Gartman said that he expects the U.S. central bank to cut interest rates only once or twice this year, and the easing will only start after the U.S. presidential election in November. However, he added that gold’s rally has grown beyond interest rates and bond yields.

Gartman noted that he sees a similar environment to the 1970s, where gold rallied as the Federal Reserve was forced to raise interest rates to double digits to combat inflation.

“I think the environment we are in is, in some ways, a lot worse than the 1970s. There is so much more confusion and uncertainty in today’s conflicts that will continue to drive safe-haven demand to gold,” he said.

At the same time, Gartman said that as geopolitical tensions continue to rise, there is a growing possibility that the U.S. government could weaponize the U.S. dollar against potential nations seen as bad actors.

“The U.S. government is looking at outright confiscating Russian funds, and if they do it once, they will do it again,” he said. “Some governments are seeing this threat and continue to move away from the U.S. dollar. Right now, the only alternative is gold. I expect we will continue to see central banks around the world continue buying gold. This has only just started.”

Gartman said that if China wants the yuan to compete with the U.S. dollar as a global currency, it needs to hold at least 20% of its reserves in gold. Even after buying gold for 17 straight months, its gold holdings represent slightly more than 4%.

The final reason why Gartman is bullish on gold is that despite this rally, investors continue to ignore the precious metal. At the same time, investors are also ignoring the mining space, which has yet to see any significant gains even as gold trades in rarified air.

Gartman said the only sector he sees peaking is in physical bullion as retail consumers race to Costco to stock up on one-ounce bars.

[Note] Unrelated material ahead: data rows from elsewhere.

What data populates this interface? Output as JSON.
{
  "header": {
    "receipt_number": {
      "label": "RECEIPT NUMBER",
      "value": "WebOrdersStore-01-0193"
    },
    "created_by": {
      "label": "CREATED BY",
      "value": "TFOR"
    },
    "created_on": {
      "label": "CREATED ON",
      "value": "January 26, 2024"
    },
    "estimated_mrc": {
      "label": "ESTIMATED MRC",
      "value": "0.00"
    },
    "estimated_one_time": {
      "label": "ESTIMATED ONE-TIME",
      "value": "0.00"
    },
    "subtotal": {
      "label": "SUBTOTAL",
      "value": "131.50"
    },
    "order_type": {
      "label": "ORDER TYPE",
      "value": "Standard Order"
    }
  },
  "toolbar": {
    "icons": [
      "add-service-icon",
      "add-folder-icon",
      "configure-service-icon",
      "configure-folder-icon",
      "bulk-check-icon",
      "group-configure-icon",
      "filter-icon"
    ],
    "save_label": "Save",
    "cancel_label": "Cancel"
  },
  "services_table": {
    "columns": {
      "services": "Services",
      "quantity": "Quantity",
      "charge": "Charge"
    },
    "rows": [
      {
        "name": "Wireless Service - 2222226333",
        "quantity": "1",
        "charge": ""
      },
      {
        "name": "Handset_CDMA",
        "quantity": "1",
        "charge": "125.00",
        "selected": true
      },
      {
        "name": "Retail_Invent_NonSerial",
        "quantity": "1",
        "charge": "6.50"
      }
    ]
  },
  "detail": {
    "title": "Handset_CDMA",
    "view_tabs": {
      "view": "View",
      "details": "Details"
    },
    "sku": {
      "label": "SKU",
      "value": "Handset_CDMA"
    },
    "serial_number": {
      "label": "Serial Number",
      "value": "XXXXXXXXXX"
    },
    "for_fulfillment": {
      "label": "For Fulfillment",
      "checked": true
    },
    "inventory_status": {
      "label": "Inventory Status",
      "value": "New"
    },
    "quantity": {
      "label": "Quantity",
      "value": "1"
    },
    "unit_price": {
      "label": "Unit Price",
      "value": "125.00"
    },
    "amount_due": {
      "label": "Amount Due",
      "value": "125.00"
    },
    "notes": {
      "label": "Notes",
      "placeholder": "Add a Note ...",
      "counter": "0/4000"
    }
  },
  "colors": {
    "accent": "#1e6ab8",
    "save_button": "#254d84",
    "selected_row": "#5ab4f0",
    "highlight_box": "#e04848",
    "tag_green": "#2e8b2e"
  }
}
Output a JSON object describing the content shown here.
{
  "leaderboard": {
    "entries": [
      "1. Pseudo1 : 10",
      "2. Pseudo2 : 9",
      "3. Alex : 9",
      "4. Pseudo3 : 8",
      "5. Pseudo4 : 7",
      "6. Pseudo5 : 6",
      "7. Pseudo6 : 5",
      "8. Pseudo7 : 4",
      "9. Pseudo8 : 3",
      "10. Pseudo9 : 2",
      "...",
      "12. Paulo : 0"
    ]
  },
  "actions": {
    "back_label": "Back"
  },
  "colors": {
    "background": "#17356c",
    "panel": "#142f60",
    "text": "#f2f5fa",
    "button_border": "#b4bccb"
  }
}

“That is a discouraging sign of saturation, but that is only one segment of the market,” he said.“I don’t see enough public participation in the gold market to say prices have peaked. The market will have peaked when the miners finally outperform gold prices.”

Source: Neils Christensen Kitco